brew.fishbonetree[dot]biz
jane.unreadmsg[dot]net
exchange.stafilocox[dot]net

ns1.diplodoger[dot]com

How to Remove Coreflood

According to the FBI and Microsoft's Digital Crimes Unit, the following methods can be used to remove Coreflood from infected computers you identify:

Download and run the most current version of the Microsoft Malicious Software Removal Tool (MSRT) which will detect and remove Coreflood. MSRT works on Windows 7/Vista/XP and Windows Server 2003/2008. Note that MSRT targets specific malware (MSRT is also available via Microsoft Update, Windows Update and the Microsoft Download Center). For a more thorough scan and removal of other malware as well, download and run the most current version of Microsoft Safety Scanner.

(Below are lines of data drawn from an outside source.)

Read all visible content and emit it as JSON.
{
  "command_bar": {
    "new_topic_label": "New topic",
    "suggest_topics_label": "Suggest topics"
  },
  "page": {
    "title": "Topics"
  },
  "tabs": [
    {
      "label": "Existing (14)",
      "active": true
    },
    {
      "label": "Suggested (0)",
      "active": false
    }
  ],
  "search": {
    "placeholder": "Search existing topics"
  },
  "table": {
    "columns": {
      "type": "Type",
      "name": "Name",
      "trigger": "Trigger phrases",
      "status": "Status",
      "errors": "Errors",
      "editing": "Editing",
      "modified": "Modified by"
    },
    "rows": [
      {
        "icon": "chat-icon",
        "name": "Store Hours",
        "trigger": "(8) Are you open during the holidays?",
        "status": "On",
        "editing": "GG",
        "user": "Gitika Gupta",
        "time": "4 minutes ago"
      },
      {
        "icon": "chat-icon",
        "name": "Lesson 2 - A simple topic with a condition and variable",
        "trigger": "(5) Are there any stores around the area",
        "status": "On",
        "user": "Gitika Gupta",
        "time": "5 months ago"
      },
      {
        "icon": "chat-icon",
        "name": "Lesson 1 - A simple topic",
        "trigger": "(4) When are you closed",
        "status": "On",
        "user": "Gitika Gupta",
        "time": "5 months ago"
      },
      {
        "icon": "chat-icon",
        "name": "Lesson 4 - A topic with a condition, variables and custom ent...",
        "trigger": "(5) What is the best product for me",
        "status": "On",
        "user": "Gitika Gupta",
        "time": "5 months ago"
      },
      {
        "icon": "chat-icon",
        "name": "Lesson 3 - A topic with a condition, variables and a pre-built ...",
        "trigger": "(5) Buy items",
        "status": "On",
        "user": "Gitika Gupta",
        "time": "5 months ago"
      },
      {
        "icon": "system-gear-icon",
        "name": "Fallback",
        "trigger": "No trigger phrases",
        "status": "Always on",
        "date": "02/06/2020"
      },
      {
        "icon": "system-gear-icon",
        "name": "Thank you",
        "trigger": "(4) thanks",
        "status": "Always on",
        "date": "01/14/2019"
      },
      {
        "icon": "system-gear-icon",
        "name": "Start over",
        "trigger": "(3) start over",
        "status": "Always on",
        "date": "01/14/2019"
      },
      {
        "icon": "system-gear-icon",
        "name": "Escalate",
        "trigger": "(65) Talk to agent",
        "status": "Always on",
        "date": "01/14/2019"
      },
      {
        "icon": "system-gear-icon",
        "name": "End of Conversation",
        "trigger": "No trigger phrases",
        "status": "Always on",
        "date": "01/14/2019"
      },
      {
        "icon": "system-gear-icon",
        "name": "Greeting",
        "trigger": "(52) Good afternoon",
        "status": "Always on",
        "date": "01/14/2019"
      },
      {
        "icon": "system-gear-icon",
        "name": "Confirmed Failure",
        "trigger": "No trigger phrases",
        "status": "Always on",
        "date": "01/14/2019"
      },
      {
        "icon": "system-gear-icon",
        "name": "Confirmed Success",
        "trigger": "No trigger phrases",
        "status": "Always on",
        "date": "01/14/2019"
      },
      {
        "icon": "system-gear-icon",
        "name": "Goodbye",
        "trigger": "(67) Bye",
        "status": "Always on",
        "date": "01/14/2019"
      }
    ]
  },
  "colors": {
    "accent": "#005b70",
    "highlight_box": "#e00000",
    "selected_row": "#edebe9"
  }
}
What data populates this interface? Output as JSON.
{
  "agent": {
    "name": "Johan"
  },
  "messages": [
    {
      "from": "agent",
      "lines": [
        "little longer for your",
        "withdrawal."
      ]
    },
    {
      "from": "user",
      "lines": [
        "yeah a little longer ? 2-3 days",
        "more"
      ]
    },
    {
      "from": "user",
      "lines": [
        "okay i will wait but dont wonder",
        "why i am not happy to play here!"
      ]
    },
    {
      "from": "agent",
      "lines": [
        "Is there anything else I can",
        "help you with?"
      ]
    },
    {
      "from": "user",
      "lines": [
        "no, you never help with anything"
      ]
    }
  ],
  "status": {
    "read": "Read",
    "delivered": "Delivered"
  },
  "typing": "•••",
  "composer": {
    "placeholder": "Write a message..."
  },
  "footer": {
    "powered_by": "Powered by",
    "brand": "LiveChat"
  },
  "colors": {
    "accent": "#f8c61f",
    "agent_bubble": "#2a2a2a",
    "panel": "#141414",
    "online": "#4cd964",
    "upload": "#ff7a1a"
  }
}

Alternatively, update and run a full scan from your installed Anti-Virus software.  Most legitimate Anti-Virus software should now detect and remove Coreflood. A full scan is recommended because the AFCore malware has download-and-execute capabilities which can be used to install other malware in addition to the well-publicized key logging capabilities.


Lessons learned from Amazon/AWS outage

Phil Wainewright's seven lessons learned from the Amazon outage run the gamut from the benevolent "customers will forgive Amazon because they are Amazon" to a finger-wagging "Did I not warn you to read the label?" However, the most important lessons Phil warns us to learn underscore the concerns I expressed regarding cloud marketing a short while ago.

Cloud security is ultimately bounded by the same constraints as the enterprise - expertise, quality of processes and workflows, technology, monitoring, review, testing... - and also subject to the same if not expanded attack surface [1].

The irony we witnessed from the AWS outages is that putting all your faith and assets into a single cloud puts you into a single point of failure scenario.

Phil warns us not to take cloud provider assurances for granted., supplement your cloud provider's services with resilience/recovery measures of your own, and be prepared to pay more than the cloud invoice every month, because resiliency comes at a cost.